Status, Habitat and Habits:

This species is rare. It inhabits inland wetlands of India, Nepal, and Pakistan, from the sea level up to 700m. This species is found to be possibly extinct in Laos, Thailand, Cambodia, and Vietnam (BirdLife International 2017). In India, several smaller isolated populations are recorded from Maharashtra, Goa, Karnataka, Kerala, Gujarat, Odhisha, Uttar Pradesh, and Bihar.

Food: Freshwater fishes, crustaceans, and insects.

Behaviour: It remains in small to medium sized flocks. Often fly over the rivers, lakes to look for surfacing fishes/crustaceans. Individuals hunt either by skimming or diving in shallow as well as deep water. do not venture to hunt in heavy flowing water. Forages along with other tern species but does not show kleptoparasitism.

Call/Song: Shrill krek...krek... utterd constantly while flying. It is otherwise silent.

Migration Status: Resident. Largest population exists in India, Bangladesh, Nepal and Pakistan. It is possibly extinct from Myanmar.

Conservation Status:

This species is listed as Endangered in the IUCN Red List of Threatened Species (https://www.iucnredlist.org/).


According to the IUCN Red List Assessment, the population of this species is declining, with the current population size estimated at 6,700-17,000 individuals. The threat to its persistence comes from its breeding habitat degradation due to large scale agriculture, sand mining, dam building and aquaculture (BirdLife International 2001). 

References:

1. Rasmussen, P. C., and J. C. Anderton. 2005. 
Birds of South Asia: The Ripley Guide. Washington, DC.

2. Ali, S., and S. D. Ripley. 1981. Handbook of the Birds of India and Pakistan: Together with those of Nepal, Sikkim, Bhutan and Ceylon (Vol. 3). Oxford University Press.

3. Stuart Baker, E. C. 1933. The Nidification of Birds of the Indian Empire. Taylor And Francis, London.

4. BirdLife International 2017. Sterna acuticauda (amended version of 2016 assessment). The IUCN Red List of Threatened Species 2017: e.T22694711A110488626.
https://dx.doi.org/10.2305/IUCN.UK.2017-1.RLTS.T22694711A110488626.en. Accessed on 31 January 2020.


Aves > Charadriiformes > Laridae > Sterna

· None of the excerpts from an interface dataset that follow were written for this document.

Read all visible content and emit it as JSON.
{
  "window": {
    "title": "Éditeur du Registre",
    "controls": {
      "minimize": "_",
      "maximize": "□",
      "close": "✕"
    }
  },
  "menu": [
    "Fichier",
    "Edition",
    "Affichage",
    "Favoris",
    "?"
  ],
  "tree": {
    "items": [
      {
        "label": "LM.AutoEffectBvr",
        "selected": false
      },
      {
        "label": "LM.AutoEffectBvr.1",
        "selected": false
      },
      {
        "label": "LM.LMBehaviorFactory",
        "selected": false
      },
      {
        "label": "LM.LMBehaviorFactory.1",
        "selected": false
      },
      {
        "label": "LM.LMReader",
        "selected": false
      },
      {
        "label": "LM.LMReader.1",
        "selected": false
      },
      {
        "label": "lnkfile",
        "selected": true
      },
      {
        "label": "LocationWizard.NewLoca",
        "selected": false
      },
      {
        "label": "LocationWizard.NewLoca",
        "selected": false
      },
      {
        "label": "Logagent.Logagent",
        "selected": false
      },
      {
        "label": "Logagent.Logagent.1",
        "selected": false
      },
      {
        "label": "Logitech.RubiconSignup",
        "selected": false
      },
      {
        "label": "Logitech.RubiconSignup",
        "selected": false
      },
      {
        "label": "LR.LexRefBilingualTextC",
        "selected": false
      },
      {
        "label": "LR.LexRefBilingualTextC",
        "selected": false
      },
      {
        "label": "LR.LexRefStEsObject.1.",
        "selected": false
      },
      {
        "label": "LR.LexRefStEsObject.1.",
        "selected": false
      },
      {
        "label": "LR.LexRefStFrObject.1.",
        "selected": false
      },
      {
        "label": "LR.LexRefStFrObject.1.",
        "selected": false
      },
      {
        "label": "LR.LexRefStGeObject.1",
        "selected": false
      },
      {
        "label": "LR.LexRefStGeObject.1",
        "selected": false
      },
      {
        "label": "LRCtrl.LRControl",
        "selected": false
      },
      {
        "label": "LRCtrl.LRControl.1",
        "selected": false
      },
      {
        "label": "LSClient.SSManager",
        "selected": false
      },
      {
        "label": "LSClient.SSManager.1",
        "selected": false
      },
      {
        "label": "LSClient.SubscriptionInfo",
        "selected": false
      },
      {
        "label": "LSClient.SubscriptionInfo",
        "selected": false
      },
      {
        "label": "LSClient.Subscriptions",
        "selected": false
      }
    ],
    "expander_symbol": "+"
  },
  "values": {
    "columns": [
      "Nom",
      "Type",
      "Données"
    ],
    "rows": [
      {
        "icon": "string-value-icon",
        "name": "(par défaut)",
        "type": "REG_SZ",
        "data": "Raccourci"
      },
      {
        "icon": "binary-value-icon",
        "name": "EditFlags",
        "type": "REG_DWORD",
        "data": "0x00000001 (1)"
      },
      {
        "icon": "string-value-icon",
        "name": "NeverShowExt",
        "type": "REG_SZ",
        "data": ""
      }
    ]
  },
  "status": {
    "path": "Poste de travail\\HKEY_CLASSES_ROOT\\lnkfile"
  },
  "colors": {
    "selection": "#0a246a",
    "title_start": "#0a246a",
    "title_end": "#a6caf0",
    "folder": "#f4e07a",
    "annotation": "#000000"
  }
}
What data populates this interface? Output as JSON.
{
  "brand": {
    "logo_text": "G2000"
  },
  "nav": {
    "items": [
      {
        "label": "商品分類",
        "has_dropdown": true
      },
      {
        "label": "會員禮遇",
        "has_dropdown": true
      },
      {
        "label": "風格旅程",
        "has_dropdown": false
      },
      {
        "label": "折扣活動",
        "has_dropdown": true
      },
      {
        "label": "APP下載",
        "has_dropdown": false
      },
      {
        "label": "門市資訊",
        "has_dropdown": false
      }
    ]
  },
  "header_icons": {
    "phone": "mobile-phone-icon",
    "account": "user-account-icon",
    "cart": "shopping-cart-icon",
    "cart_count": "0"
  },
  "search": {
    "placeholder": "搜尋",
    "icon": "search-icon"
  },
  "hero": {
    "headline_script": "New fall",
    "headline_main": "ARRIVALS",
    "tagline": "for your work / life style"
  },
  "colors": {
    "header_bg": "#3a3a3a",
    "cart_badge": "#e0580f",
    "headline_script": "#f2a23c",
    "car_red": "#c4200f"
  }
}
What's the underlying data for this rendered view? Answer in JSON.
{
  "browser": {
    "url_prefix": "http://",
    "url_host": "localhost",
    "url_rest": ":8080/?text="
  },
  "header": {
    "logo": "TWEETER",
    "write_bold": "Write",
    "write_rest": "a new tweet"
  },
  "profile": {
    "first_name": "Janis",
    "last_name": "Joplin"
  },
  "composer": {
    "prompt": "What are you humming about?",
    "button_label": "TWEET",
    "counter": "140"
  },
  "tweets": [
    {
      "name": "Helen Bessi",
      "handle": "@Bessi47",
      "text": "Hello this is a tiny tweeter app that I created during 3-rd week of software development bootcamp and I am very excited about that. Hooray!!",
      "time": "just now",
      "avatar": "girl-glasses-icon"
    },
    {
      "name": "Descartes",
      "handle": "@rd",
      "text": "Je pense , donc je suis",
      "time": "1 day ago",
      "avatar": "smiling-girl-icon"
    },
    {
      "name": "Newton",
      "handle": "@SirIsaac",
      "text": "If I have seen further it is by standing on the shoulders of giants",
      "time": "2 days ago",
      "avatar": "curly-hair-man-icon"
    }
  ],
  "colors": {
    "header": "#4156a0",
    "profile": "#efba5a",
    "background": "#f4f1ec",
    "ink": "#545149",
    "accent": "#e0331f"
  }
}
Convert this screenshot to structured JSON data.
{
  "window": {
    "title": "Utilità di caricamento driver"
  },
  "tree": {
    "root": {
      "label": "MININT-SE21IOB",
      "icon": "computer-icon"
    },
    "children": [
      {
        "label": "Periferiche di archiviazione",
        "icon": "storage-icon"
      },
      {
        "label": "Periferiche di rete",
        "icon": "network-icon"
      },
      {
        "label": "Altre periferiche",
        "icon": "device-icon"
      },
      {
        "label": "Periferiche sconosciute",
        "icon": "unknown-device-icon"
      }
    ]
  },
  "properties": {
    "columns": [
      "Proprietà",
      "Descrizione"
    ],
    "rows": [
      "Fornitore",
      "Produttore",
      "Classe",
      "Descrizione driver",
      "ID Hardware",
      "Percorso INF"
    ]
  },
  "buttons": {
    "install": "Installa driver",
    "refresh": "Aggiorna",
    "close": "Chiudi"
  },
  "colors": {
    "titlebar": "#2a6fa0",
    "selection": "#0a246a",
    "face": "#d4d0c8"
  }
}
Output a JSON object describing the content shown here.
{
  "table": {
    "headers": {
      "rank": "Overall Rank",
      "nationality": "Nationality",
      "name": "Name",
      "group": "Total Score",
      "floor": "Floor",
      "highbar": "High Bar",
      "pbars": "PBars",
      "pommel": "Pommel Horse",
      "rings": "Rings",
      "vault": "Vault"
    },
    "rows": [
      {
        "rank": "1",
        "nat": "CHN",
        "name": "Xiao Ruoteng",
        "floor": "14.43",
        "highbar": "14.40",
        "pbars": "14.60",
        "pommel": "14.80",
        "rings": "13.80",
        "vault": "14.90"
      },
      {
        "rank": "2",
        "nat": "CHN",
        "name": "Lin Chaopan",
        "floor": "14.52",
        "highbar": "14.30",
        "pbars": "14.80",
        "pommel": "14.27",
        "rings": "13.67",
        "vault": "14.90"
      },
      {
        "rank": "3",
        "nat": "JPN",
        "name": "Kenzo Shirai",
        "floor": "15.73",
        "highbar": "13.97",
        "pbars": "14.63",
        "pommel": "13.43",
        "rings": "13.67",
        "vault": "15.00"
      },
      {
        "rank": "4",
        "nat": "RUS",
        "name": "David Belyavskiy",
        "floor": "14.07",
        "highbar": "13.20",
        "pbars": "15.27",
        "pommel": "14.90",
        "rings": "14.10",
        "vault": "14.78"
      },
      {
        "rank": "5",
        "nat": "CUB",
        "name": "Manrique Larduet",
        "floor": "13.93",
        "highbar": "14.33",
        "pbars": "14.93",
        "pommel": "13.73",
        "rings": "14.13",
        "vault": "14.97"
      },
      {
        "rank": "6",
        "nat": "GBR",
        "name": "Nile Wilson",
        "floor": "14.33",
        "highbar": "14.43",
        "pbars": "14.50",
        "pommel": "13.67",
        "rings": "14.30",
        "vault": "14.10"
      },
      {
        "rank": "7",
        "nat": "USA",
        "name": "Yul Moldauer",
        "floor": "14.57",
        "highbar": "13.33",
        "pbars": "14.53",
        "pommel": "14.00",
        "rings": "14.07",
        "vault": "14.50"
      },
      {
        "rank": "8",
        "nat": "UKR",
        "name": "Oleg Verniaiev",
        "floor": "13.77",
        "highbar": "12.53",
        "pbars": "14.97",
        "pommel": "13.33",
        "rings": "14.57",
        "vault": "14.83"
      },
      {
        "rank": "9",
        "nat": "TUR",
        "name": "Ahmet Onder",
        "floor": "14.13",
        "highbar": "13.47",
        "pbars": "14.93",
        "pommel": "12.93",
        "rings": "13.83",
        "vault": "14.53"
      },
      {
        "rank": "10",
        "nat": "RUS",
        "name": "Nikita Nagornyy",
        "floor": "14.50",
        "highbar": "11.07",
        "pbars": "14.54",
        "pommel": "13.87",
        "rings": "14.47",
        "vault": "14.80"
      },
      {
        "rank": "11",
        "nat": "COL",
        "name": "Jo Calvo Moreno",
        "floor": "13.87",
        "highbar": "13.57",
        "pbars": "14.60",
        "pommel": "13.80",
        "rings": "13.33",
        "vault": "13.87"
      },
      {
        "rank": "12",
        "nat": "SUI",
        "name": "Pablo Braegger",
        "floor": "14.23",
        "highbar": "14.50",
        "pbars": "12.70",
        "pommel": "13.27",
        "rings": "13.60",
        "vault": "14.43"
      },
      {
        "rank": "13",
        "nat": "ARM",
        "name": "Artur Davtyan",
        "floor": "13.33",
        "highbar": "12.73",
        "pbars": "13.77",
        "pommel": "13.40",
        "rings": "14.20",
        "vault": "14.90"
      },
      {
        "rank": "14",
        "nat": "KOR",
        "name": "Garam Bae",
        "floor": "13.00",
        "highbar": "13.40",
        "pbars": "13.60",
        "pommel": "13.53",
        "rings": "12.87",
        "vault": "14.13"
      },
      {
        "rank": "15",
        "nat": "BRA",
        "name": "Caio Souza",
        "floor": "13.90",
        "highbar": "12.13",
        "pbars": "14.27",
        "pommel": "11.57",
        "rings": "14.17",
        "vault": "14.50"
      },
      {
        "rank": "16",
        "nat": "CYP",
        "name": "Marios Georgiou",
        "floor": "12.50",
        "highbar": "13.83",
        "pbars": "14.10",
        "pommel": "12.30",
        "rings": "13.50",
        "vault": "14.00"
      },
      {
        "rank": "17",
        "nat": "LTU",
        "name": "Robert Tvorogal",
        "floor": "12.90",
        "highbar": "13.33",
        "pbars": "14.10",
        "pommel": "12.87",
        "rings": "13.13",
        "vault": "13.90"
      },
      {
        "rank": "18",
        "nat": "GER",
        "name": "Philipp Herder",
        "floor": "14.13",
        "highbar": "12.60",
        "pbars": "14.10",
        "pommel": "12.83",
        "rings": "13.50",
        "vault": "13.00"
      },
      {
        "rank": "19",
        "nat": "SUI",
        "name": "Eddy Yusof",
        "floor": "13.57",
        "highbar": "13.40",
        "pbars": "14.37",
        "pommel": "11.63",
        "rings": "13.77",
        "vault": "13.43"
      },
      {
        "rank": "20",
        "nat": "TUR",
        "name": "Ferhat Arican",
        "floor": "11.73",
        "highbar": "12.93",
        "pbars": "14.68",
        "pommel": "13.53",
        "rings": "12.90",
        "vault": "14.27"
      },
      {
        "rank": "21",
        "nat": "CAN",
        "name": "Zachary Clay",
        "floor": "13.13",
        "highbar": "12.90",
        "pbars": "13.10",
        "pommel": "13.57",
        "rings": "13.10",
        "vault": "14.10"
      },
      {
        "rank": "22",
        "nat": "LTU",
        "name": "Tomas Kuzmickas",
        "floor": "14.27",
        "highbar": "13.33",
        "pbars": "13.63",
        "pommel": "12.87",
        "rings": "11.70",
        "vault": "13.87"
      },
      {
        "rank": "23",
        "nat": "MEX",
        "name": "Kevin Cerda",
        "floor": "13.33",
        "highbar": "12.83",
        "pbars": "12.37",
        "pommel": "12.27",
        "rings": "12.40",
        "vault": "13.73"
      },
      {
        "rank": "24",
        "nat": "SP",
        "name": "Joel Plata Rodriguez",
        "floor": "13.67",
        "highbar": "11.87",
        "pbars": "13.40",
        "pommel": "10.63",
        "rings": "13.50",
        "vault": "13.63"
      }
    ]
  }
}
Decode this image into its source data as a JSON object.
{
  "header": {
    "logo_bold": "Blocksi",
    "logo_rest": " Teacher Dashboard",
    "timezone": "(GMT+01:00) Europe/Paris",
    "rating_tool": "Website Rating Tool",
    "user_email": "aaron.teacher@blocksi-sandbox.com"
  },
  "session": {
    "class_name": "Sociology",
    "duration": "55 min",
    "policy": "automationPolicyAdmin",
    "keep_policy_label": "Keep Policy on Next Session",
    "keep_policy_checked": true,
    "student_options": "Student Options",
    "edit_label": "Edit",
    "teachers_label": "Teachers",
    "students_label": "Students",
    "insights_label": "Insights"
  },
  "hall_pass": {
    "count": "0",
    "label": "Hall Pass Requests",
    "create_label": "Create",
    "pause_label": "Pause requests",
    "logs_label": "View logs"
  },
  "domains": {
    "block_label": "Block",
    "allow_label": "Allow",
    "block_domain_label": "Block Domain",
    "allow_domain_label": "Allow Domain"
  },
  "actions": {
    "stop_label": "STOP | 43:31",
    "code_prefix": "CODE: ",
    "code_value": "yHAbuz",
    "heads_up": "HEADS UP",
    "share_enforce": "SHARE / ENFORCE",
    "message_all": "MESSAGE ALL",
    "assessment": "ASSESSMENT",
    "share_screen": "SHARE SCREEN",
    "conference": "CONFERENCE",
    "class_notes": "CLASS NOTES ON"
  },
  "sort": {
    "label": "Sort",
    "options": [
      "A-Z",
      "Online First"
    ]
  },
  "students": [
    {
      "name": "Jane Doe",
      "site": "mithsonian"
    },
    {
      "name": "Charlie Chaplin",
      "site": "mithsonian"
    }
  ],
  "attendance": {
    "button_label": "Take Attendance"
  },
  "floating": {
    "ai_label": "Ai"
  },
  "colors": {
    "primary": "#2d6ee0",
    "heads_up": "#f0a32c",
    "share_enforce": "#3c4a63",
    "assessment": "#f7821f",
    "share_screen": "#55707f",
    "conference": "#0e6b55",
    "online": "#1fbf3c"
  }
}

Cite this page along with its URL as:
Bhavanarayeni, R., and A. Bayani. 2020. Sterna acuticauda J.E. Gray, 1831 – Black-bellied Tern. Satose, V., A. Bayani, V. Ramachandran, P. Roy, and K. Kunte (Chief Editors). Birds of India, v. 2.17. Indian Foundation for Butterflies.
http://www.birdsofindia.org/sp/1060/Sterna-acuticauda
Share on facebook email page Share by email